Goal of the exercise: Where a line of the records holds the string "Kategoria", copy that line.

Data records for software interfaces
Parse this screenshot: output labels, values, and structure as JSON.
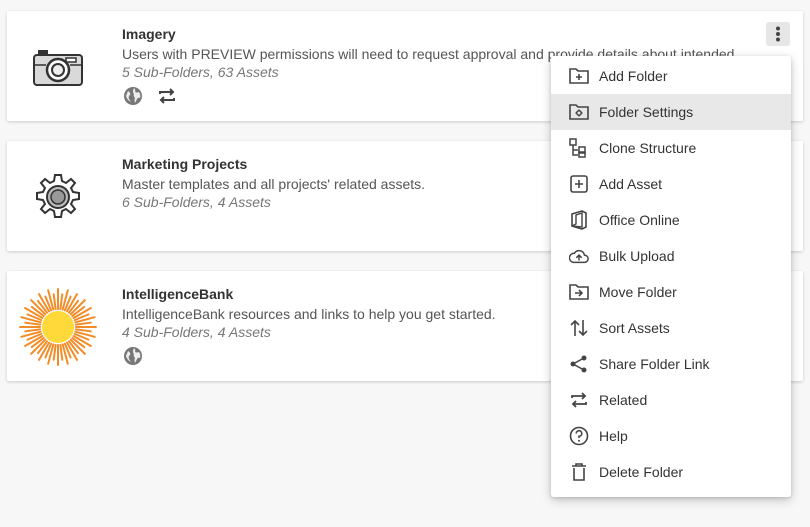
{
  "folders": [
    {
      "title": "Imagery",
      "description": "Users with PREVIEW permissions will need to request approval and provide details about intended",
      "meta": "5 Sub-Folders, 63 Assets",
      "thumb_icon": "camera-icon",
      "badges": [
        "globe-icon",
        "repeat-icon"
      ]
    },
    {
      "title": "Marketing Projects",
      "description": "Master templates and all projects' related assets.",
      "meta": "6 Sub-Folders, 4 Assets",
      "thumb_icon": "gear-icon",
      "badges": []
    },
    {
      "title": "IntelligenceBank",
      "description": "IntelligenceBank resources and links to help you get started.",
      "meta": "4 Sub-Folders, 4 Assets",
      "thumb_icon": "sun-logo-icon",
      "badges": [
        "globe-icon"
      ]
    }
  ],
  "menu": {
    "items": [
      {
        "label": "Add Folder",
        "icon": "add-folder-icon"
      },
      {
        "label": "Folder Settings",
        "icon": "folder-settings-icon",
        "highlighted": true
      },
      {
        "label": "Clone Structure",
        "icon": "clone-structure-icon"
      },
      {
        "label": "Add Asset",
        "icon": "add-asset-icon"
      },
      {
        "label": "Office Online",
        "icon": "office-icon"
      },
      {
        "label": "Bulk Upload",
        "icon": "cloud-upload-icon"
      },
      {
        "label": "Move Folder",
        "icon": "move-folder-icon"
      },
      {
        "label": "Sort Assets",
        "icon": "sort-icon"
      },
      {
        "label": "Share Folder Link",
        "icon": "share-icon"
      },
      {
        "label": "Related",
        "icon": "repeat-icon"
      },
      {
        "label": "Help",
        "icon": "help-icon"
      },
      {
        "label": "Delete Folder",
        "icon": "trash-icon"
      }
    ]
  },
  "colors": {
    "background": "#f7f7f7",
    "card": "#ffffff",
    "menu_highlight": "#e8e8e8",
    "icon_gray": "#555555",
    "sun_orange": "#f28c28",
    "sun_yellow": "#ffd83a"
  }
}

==

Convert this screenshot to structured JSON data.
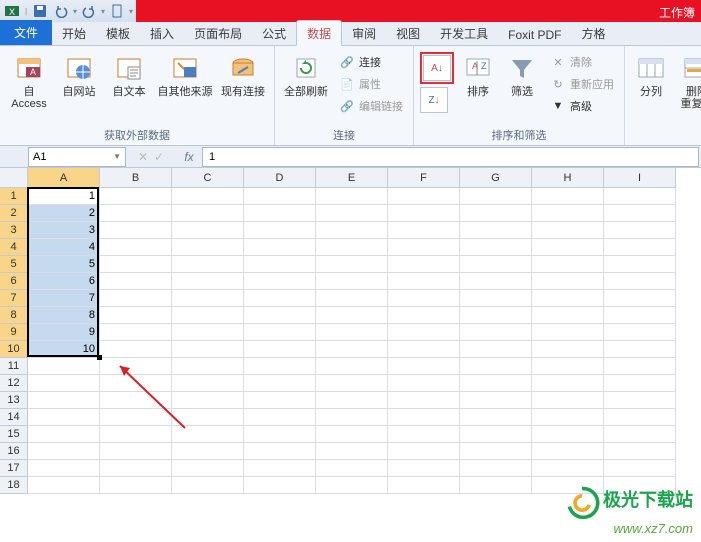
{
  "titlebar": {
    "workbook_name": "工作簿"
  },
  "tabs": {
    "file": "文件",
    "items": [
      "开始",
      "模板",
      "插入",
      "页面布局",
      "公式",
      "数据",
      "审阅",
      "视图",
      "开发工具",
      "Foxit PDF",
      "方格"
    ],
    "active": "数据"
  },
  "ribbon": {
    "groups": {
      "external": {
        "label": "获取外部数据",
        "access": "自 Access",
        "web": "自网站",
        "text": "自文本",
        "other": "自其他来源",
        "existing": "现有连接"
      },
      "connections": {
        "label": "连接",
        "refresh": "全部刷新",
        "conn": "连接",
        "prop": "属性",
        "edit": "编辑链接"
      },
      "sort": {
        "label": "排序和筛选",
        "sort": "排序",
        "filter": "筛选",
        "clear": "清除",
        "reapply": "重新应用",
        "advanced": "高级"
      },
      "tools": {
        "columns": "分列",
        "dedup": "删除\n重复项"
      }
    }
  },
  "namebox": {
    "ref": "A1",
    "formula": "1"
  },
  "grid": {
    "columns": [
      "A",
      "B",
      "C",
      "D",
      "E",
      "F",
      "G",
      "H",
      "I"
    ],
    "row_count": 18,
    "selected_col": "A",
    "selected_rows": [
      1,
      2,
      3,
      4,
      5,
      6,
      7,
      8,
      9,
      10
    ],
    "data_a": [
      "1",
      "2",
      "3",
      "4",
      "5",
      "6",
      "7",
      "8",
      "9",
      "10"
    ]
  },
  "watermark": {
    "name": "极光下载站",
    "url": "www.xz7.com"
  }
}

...

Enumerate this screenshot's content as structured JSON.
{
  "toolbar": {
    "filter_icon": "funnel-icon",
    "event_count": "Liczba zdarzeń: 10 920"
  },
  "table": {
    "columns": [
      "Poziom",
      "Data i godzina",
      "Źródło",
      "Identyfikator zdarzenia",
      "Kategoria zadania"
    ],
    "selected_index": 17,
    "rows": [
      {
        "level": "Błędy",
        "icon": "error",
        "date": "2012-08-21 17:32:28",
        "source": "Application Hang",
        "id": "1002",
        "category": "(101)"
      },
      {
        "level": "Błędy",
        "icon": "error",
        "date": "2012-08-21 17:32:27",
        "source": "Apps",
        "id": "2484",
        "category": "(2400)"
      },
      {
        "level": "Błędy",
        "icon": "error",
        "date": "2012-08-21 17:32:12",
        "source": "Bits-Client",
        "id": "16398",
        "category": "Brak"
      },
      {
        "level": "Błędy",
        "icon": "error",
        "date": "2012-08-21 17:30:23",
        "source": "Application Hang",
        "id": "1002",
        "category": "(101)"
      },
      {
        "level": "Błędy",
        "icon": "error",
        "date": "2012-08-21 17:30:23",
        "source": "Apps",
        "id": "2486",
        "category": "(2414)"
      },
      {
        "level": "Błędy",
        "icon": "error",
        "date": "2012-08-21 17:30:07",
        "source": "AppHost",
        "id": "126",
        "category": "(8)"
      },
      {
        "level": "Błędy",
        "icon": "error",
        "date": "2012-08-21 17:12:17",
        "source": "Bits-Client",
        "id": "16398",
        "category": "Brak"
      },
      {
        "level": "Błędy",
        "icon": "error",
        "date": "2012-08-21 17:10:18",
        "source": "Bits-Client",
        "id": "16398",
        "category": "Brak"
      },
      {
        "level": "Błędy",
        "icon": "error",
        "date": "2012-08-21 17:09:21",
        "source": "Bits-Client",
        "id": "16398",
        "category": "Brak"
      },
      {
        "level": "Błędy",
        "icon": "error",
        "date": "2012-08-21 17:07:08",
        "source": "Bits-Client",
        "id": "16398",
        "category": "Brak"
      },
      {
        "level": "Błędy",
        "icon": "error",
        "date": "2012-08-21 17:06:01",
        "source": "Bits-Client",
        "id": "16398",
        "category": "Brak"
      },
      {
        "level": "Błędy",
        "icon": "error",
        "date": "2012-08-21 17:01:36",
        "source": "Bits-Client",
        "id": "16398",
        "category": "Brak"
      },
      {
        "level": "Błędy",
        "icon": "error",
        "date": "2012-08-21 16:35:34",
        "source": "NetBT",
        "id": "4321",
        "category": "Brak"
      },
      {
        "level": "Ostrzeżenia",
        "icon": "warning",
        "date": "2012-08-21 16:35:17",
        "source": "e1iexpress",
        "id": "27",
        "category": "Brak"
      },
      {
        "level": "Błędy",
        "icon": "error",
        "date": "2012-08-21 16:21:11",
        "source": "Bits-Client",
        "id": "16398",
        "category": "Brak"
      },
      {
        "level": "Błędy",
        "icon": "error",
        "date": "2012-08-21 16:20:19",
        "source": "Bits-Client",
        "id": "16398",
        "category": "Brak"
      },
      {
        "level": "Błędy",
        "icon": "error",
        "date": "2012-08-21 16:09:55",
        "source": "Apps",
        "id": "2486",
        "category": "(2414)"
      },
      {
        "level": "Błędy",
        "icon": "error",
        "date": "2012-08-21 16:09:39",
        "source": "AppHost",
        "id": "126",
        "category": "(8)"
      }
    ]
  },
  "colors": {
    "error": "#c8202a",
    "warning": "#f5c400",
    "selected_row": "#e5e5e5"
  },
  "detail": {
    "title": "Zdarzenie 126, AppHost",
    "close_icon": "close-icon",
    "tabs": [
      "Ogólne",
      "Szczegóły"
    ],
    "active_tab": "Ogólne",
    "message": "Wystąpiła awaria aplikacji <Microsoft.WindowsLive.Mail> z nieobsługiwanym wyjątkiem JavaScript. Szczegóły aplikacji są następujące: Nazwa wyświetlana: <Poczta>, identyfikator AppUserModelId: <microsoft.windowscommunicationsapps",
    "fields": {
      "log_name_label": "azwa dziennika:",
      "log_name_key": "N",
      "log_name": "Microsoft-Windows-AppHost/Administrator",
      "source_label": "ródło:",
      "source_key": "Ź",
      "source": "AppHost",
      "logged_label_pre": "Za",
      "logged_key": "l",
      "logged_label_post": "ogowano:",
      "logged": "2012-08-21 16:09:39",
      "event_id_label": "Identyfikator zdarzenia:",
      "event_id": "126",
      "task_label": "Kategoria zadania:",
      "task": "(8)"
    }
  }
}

Task response:
      "Kategoria zadania"
      "task_label": "Kategoria zadania:",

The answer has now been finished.